Automating the removal of terrible mouth sounds from podcasts

It is important to me to create Small Findings episodes that have information that I myself would want to hear. At the same time, for the sake of sustainability, it is also important to keep it cheap in terms of time and effort . That is to say, if it’s too much work, I can’t justify doing it.

Therefore, I cast aside concerns about slick audio and perfect phrasing and vocal performance.

Here are two other things I do to keep it small enough to fit into my life:

  • I record just using my phone without a complex setup or a fixed location. This lets me record a segment wherever I happen to be, whenever I have a few moments of spare time.
  • I automate much of the production. A shell script and Makefile take the m4a files from my phone, normalize them, convert them to the proper formats, concatenate them with the theme music and stings, and make the final mp3. Sometimes, I have to step in to some part of the chain to make a manual edit, but I still save time as a result of the remaining parts being automated.

This saves a lot of time. However, one consequence of recording with a handheld phone is that sometimes I hold it too close to my face and get the dreaded “mouth crackle” in the recording, which can sound distracting at best and gross at worst to the listener.

Here’s an example.

There are a lot of audio issues that I don’t think are important as people think they are, but this one cannot be ignored.

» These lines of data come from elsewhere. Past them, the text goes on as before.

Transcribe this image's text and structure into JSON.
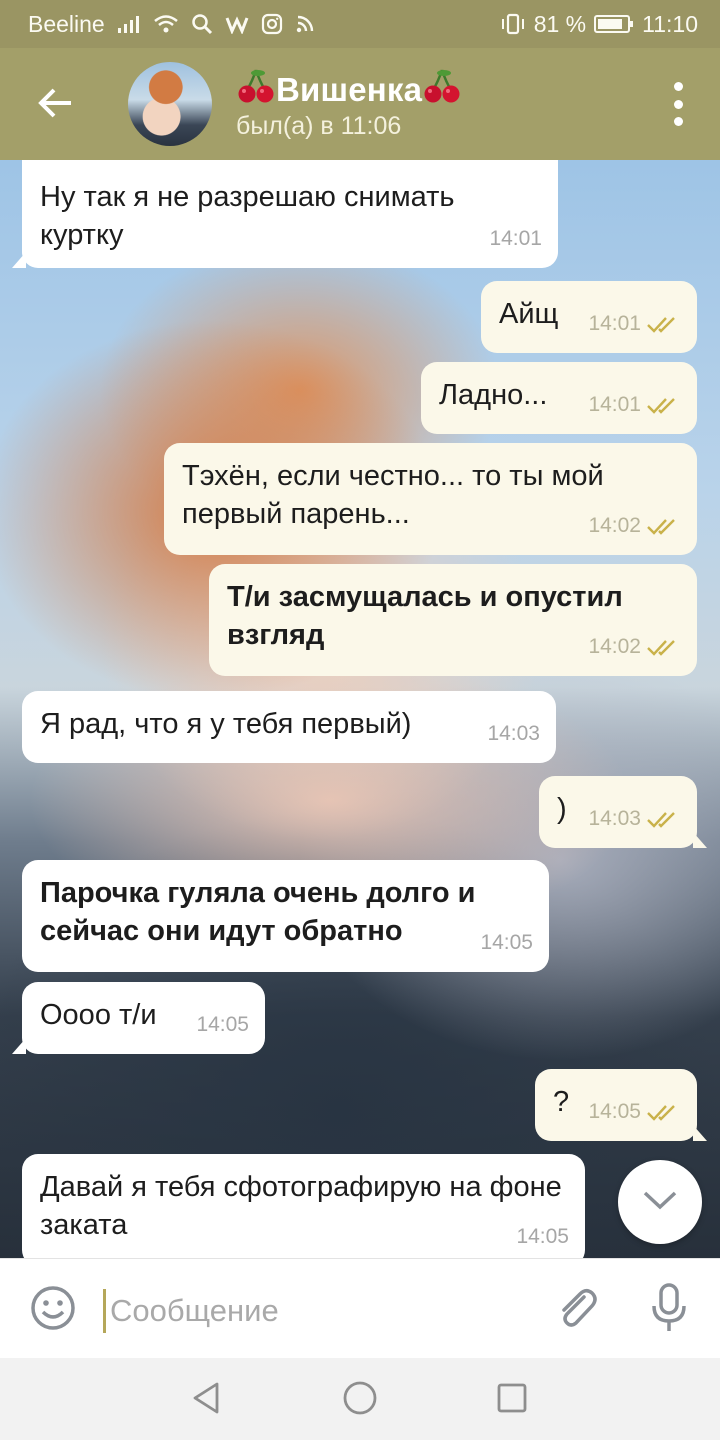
{
  "status_bar": {
    "carrier": "Beeline",
    "battery": "81 %",
    "time": "11:10"
  },
  "header": {
    "back_icon": "arrow-left-icon",
    "contact_name": "Вишенка",
    "name_decoration_icon": "cherry-icon",
    "last_seen": "был(а) в 11:06",
    "menu_icon": "more-vert-icon"
  },
  "messages": [
    {
      "dir": "in",
      "text": "Ну так я не разрешаю снимать куртку",
      "time": "14:01",
      "bold": false
    },
    {
      "dir": "out",
      "text": "Айщ",
      "time": "14:01",
      "read": true,
      "bold": false
    },
    {
      "dir": "out",
      "text": "Ладно...",
      "time": "14:01",
      "read": true,
      "bold": false
    },
    {
      "dir": "out",
      "text": "Тэхён, если честно... то ты мой первый парень...",
      "time": "14:02",
      "read": true,
      "bold": false
    },
    {
      "dir": "out",
      "text": "Т/и засмущалась и опустил взгляд",
      "time": "14:02",
      "read": true,
      "bold": true
    },
    {
      "dir": "in",
      "text": "Я рад, что я у тебя первый)",
      "time": "14:03",
      "bold": false
    },
    {
      "dir": "out",
      "text": ")",
      "time": "14:03",
      "read": true,
      "bold": false
    },
    {
      "dir": "in",
      "text": "Парочка гуляла очень долго и сейчас они идут обратно",
      "time": "14:05",
      "bold": true
    },
    {
      "dir": "in",
      "text": "Оооо т/и",
      "time": "14:05",
      "bold": false
    },
    {
      "dir": "out",
      "text": "?",
      "time": "14:05",
      "read": true,
      "bold": false
    },
    {
      "dir": "in",
      "text": "Давай я тебя сфотографирую на фоне заката",
      "time": "14:05",
      "bold": false
    }
  ],
  "composer": {
    "placeholder": "Сообщение",
    "emoji_icon": "smile-icon",
    "attach_icon": "paperclip-icon",
    "mic_icon": "microphone-icon"
  },
  "scroll_down_icon": "chevron-down-icon",
  "colors": {
    "header": "#a39f69",
    "status_bar": "#9a9563",
    "bubble_in": "#ffffff",
    "bubble_out": "#fbf8e9",
    "read_check": "#c9b24a"
  }
}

To get rid of the crackle, you can either re-record the segment (which makes the podcast too expensive), or you can isolate the frequencies that the crackle lives in, then cut them out with a graphic equalizer. The crackle noise lives in the 6 kHz-12 kHz range. That coincides with the frequency range for perceived brightness in music, but luckily, this is speech, not music.

To manually cut those frequencies, you can do something like this with a graphic EQ filter.

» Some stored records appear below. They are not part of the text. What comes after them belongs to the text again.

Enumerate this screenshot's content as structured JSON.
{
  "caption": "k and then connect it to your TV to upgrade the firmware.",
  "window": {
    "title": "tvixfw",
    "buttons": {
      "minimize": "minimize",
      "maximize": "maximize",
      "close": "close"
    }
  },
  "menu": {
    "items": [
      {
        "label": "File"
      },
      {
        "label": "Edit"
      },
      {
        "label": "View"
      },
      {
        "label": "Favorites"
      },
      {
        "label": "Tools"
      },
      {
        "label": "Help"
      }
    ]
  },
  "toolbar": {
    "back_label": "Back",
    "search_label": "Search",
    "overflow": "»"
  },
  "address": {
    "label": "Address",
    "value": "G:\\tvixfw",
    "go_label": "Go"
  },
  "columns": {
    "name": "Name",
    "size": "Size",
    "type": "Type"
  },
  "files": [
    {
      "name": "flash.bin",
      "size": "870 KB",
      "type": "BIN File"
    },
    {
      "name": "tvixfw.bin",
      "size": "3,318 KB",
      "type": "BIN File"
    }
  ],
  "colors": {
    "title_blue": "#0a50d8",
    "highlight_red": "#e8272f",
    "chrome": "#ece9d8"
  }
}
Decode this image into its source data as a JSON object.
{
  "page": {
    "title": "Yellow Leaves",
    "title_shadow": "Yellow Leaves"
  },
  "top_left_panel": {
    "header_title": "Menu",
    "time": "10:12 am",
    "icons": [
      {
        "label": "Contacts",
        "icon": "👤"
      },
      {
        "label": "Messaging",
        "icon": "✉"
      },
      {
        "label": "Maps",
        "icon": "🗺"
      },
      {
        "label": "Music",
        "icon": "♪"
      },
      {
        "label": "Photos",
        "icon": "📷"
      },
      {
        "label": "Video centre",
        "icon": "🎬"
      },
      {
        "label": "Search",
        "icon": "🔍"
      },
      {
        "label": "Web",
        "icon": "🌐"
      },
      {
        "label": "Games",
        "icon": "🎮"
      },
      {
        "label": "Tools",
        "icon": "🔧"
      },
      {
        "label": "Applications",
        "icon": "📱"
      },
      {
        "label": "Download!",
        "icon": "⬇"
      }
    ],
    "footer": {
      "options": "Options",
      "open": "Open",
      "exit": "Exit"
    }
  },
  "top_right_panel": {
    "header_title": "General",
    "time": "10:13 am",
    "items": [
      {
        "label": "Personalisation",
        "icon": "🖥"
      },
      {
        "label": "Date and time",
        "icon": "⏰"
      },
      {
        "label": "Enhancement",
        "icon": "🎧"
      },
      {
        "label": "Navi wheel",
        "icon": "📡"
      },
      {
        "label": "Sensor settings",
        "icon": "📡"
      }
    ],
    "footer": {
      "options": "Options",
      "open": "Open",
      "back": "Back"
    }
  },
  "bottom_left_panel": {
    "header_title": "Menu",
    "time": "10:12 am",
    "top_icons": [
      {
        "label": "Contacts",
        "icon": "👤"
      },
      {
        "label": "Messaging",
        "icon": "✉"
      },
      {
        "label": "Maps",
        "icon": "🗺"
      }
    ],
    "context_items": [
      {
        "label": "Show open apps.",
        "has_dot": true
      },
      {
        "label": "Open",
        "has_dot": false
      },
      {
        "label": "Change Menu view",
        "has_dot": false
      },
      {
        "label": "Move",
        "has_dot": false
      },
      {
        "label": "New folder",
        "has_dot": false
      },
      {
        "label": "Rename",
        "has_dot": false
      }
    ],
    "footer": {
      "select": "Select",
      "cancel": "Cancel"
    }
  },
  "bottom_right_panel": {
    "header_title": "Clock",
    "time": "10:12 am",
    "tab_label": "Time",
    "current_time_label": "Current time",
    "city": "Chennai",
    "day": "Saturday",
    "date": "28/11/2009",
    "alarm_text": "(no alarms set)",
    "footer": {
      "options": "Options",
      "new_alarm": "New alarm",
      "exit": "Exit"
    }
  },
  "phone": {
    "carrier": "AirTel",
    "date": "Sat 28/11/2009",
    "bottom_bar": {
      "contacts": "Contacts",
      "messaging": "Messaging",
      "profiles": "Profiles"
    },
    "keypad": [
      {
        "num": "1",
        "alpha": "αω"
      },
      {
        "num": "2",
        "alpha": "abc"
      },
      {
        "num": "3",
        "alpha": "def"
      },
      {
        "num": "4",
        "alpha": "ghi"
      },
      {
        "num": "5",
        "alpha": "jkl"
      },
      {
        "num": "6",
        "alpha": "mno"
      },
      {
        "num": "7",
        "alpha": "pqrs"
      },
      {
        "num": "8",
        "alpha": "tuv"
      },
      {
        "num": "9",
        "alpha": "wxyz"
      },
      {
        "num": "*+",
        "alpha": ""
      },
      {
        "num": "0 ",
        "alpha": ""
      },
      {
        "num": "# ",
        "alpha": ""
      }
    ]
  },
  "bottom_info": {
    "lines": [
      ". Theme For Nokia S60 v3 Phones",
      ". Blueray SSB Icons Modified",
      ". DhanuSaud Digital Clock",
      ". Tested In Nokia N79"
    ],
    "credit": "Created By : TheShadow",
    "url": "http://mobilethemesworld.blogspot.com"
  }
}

Graphic EQ settings for cutting mouth crackle in Audacity.

However, manually doing this for every segment is laborious. It’s going to make me want to quit the podcast. Fortunately, this can be done via the SoX command line program.

Here is an example bash script that will run sox on every file in a directory.


for file in meta/before/*.wav
  sox "${file}" \
    "meta/after/${filename}" \
    equalizer 5k 1.0q -7 \
    equalizer 6.3k 5.0q -20 \
    equalizer 8k 5.0q -20 \
    equalizer 10k 5.0q -20 \
    equalizer 12k 5.0q -20

sox commands take an input file, switches (none were used in this example), an output file, and optionally, an effects chain. In the command in the above script, the effects chain is five equalizer filters. Each equalizer clause specifies:

  • The center of the frequencies to be affected
  • The width of the band (how far from the center to go)
  • The amount to adjust the affected band

For example, this clause, equalizer 6.3k 5.0q -20, says “take the frequencies in a narrow band (5.0q) around 6.3 kHz and drop them by as much as 20 dB”. So, sox will drop 20 kHz frequencies by 20 dB, and a little less so for neighboring frequencies.

(The default bandwidth is 1.0q. The higher the value, the narrower the band. This online book has some nice graphs of various q values.)

Again, here’s the terrible mouth crackling clip:

And here it is after running the command to turn those frequencies way down:

It’s now muddier because, as we said, we are reducing the brightness by attenuating those frequencies. However, it is now more listenable, which is the trade-off that we want.

Here is my eq command in context. I bet there are better values I can use, but that’s what I found via ten minutes of experimentation. If you have parameter suggestions, let me know!


The other problem with holding a phone rather than having a mic in a fixed position is that you sometimes get pops from speaking plosives too close to the phone mic. A burst of air really close to a mic is unpleasant to hear in a recording.

Here’s what that sounds like:

Fortunately, there are frequencies we can attenuate to sweep these under the rug, too. Unlike the mouth crackle frequencies, plosive pops live in low frequency bands, around 100-130 Hz, in my estimation. (Note that it’s Hz, not kHz.)

If we’re going to filter out stuff that low, we might as well get rid of everything else down there, too. Stuff under 80 Hz doesn’t really serve a purpose outside of music. Everything under 20 Hz is unhearable and is essentially a waste of computer energy, so you might as always roll that off.

Given that, it’s preferable to just say “roll everything off lower than 130 Hz” instead of specifying several individual frequency peaks. And that is exactly what highpass filters are for.

This sox command tells it to only keep frequencies above 130 Hz:

sox before.wav after.wav highpass 130 4q

(The 4q says to do a steeper-than-default rolloff.)

Here’s the clip with the pop again:

And here it is after the highpass filter is run:

It’s not entirely smooth-sounding now, but it is no longer jarringly percussive.

So, now you can have scripts deal with both mouth crackling and plosive pops. Enjoy not having to do that yourself!